They seem to be going around of late.
At long last, the Biden administration is admitting what experts have always known: reckless energy policies have disastrous consequences. This time, the Department of Energy quietly released a report highlighting the positive economic benefits of developing the Keystone XL pipeline from Canada, an energy project canceled by President Biden in the hours following his inauguration.
But the DOE’s report is a proverbial day late and a dollar short. The cancelation of the Keystone XL pipeline has already cost the United States thousands of jobs and billions in economic growth while families suffer under the weight of record high energy prices. It’s time for lawmakers to make American energy independence a top priority.
Released without a formal announcement, the DOE’s report points out that the pipeline would have created between 16,149 and 59,000 jobs and would have had an economic benefit of between $3.4 and 9.6 billion. That’s no small impact. Yet with one stroke of his pen, Biden slashed the project and instead focused his efforts on costly “green energy” goals. As a result of his executive action, 11,000 pipeline workers were promptly laid off and told to “go to work to make solar panels” instead.

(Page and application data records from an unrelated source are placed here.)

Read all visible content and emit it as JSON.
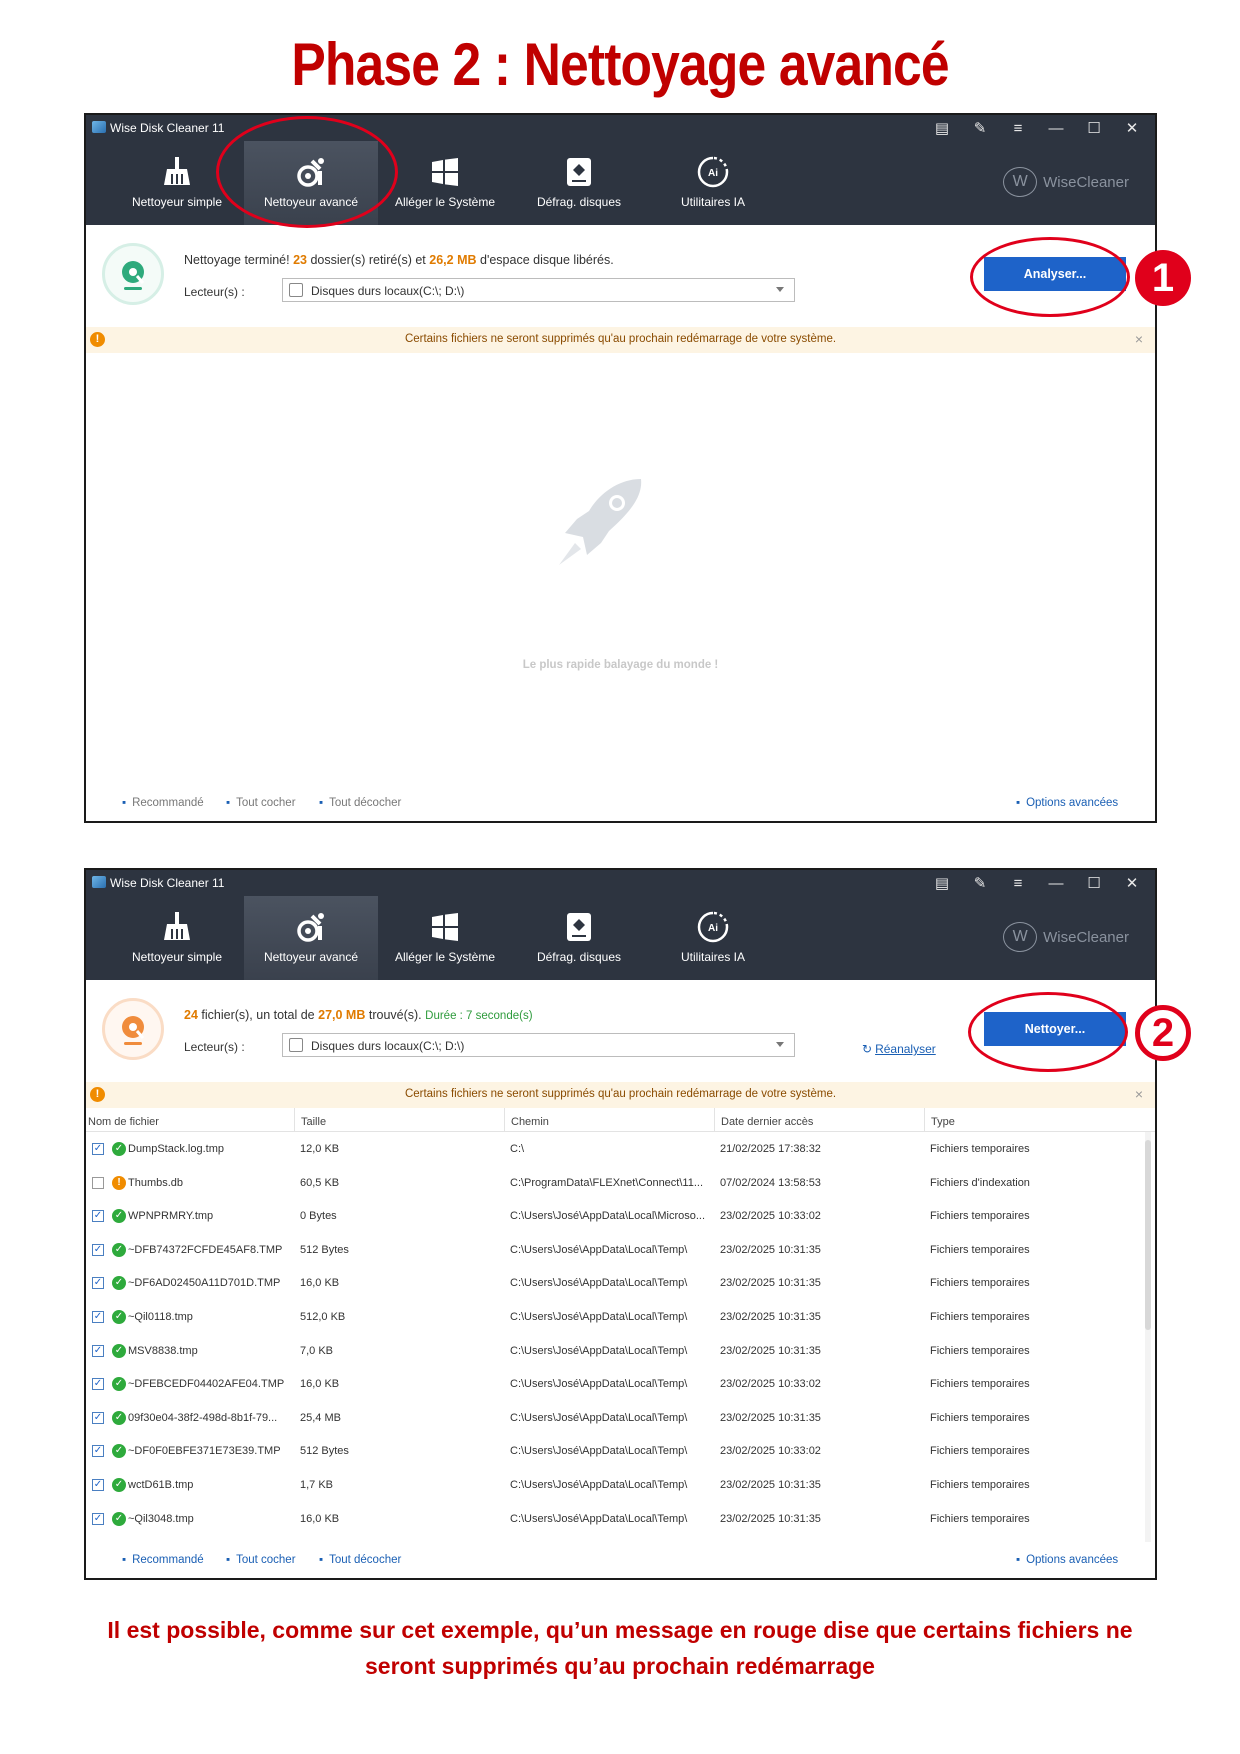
{
  "page": {
    "title": "Phase 2 : Nettoyage avancé",
    "caption": "Il est possible, comme sur cet exemple, qu’un message en rouge dise que certains fichiers ne seront supprimés qu’au prochain redémarrage"
  },
  "app": {
    "title": "Wise Disk Cleaner 11",
    "brand": "WiseCleaner",
    "brand_letter": "W",
    "tabs": [
      {
        "label": "Nettoyeur simple",
        "icon": "broom-icon"
      },
      {
        "label": "Nettoyeur avancé",
        "icon": "advanced-cleaner-icon"
      },
      {
        "label": "Alléger le Système",
        "icon": "windows-icon"
      },
      {
        "label": "Défrag. disques",
        "icon": "disk-defrag-icon"
      },
      {
        "label": "Utilitaires IA",
        "icon": "ai-utilities-icon"
      }
    ],
    "active_tab": "Nettoyeur avancé"
  },
  "screen1": {
    "summary": {
      "prefix": "Nettoyage terminé!",
      "folders": "23",
      "folders_text": "dossier(s) retiré(s) et",
      "size": "26,2 MB",
      "size_text": "d'espace disque libérés."
    },
    "drive_label": "Lecteur(s) :",
    "drive_value": "Disques durs locaux(C:\\; D:\\)",
    "primary_button": "Analyser...",
    "notice": "Certains fichiers ne seront supprimés qu'au prochain redémarrage de votre système.",
    "empty_text": "Le plus rapide balayage du monde !",
    "footer": {
      "recommended": "Recommandé",
      "check_all": "Tout cocher",
      "uncheck_all": "Tout décocher",
      "advanced": "Options avancées"
    },
    "badge": "1"
  },
  "screen2": {
    "summary": {
      "files": "24",
      "files_text": "fichier(s), un total de",
      "size": "27,0 MB",
      "size_text": "trouvé(s).",
      "duration": "Durée : 7 seconde(s)"
    },
    "drive_label": "Lecteur(s) :",
    "drive_value": "Disques durs locaux(C:\\; D:\\)",
    "reanalyze": "Réanalyser",
    "primary_button": "Nettoyer...",
    "notice": "Certains fichiers ne seront supprimés qu'au prochain redémarrage de votre système.",
    "columns": [
      "Nom de fichier",
      "Taille",
      "Chemin",
      "Date dernier accès",
      "Type"
    ],
    "rows": [
      {
        "checked": true,
        "status": "ok",
        "name": "DumpStack.log.tmp",
        "size": "12,0 KB",
        "path": "C:\\",
        "date": "21/02/2025 17:38:32",
        "type": "Fichiers temporaires"
      },
      {
        "checked": false,
        "status": "warn",
        "name": "Thumbs.db",
        "size": "60,5 KB",
        "path": "C:\\ProgramData\\FLEXnet\\Connect\\11...",
        "date": "07/02/2024 13:58:53",
        "type": "Fichiers d'indexation"
      },
      {
        "checked": true,
        "status": "ok",
        "name": "WPNPRMRY.tmp",
        "size": "0 Bytes",
        "path": "C:\\Users\\José\\AppData\\Local\\Microso...",
        "date": "23/02/2025 10:33:02",
        "type": "Fichiers temporaires"
      },
      {
        "checked": true,
        "status": "ok",
        "name": "~DFB74372FCFDE45AF8.TMP",
        "size": "512 Bytes",
        "path": "C:\\Users\\José\\AppData\\Local\\Temp\\",
        "date": "23/02/2025 10:31:35",
        "type": "Fichiers temporaires"
      },
      {
        "checked": true,
        "status": "ok",
        "name": "~DF6AD02450A11D701D.TMP",
        "size": "16,0 KB",
        "path": "C:\\Users\\José\\AppData\\Local\\Temp\\",
        "date": "23/02/2025 10:31:35",
        "type": "Fichiers temporaires"
      },
      {
        "checked": true,
        "status": "ok",
        "name": "~Qil0118.tmp",
        "size": "512,0 KB",
        "path": "C:\\Users\\José\\AppData\\Local\\Temp\\",
        "date": "23/02/2025 10:31:35",
        "type": "Fichiers temporaires"
      },
      {
        "checked": true,
        "status": "ok",
        "name": "MSV8838.tmp",
        "size": "7,0 KB",
        "path": "C:\\Users\\José\\AppData\\Local\\Temp\\",
        "date": "23/02/2025 10:31:35",
        "type": "Fichiers temporaires"
      },
      {
        "checked": true,
        "status": "ok",
        "name": "~DFEBCEDF04402AFE04.TMP",
        "size": "16,0 KB",
        "path": "C:\\Users\\José\\AppData\\Local\\Temp\\",
        "date": "23/02/2025 10:33:02",
        "type": "Fichiers temporaires"
      },
      {
        "checked": true,
        "status": "ok",
        "name": "09f30e04-38f2-498d-8b1f-79...",
        "size": "25,4 MB",
        "path": "C:\\Users\\José\\AppData\\Local\\Temp\\",
        "date": "23/02/2025 10:31:35",
        "type": "Fichiers temporaires"
      },
      {
        "checked": true,
        "status": "ok",
        "name": "~DF0F0EBFE371E73E39.TMP",
        "size": "512 Bytes",
        "path": "C:\\Users\\José\\AppData\\Local\\Temp\\",
        "date": "23/02/2025 10:33:02",
        "type": "Fichiers temporaires"
      },
      {
        "checked": true,
        "status": "ok",
        "name": "wctD61B.tmp",
        "size": "1,7 KB",
        "path": "C:\\Users\\José\\AppData\\Local\\Temp\\",
        "date": "23/02/2025 10:31:35",
        "type": "Fichiers temporaires"
      },
      {
        "checked": true,
        "status": "ok",
        "name": "~Qil3048.tmp",
        "size": "16,0 KB",
        "path": "C:\\Users\\José\\AppData\\Local\\Temp\\",
        "date": "23/02/2025 10:31:35",
        "type": "Fichiers temporaires"
      }
    ],
    "footer": {
      "recommended": "Recommandé",
      "check_all": "Tout cocher",
      "uncheck_all": "Tout décocher",
      "advanced": "Options avancées"
    },
    "badge": "2"
  },
  "colors": {
    "title_red": "#c00000",
    "annotation_red": "#e0001b",
    "toolbar_bg": "#2d3440",
    "primary_blue": "#1e63c9",
    "highlight_orange": "#e07b00",
    "notice_bg": "#fdf4e3"
  }
}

But Biden’s green energy efforts are bound to backfire sooner rather than later. That’s because today, more than 70 percent of the energy produced and consumed in America comes from oil, gas and coal. That’s not likely to substantially change anytime soon. In fact, the International Energy Agency predicts that oil’s share of energy production in the United States will only fall 8 percent in the next two decades, from 31 to 23 percent. And that’s assuming a sustained commitment to green energy policies. The forecast spells bad news for the Biden White House. At his political peril, Biden ignores the lessons of Presidents Jimmy Carter and George H. W. Bush, who both lost elections due to spiked oil prices and accompanying recessions.
Oh, I’m beginning to suspect, strongly, that Old Joe is going to die of Suddenly™ well before the next sham “election” season rolls around. But Joe’s Folly isn’t the only mea culpa to be found out there.
Mark Twain is often misattributed as saying, “It’s easier to fool people than to convince them that they have been fooled.” The sentiment is definitely Twainesque, but he never said it. Nevertheless, it’s still true and demonstrable time and again in our post-truth society.
As more “normies” have started waking up to the reality that the Covid-19 “vaccines” are ineffective and dangerous, a lot are finding new ways of defending their decisions to get jabbed rather than admitting it was a mistake. Conservative comic Scott Adams, who is most famous for creating the Dilbert comics, is not one of those people. He’s now admitting that “anti-vaxxers won” in regards to their decision.
In fact, he admitted it over and over again.
“All of my fancy analytics got me to a bad place,” he said. “All of your heuristics — ‘don’t trust these guys’ is obvious — totally worked.”
Blindly trusting the US government and its horde of bought and paid-for faux “experts” never does work out too well, not for anybody.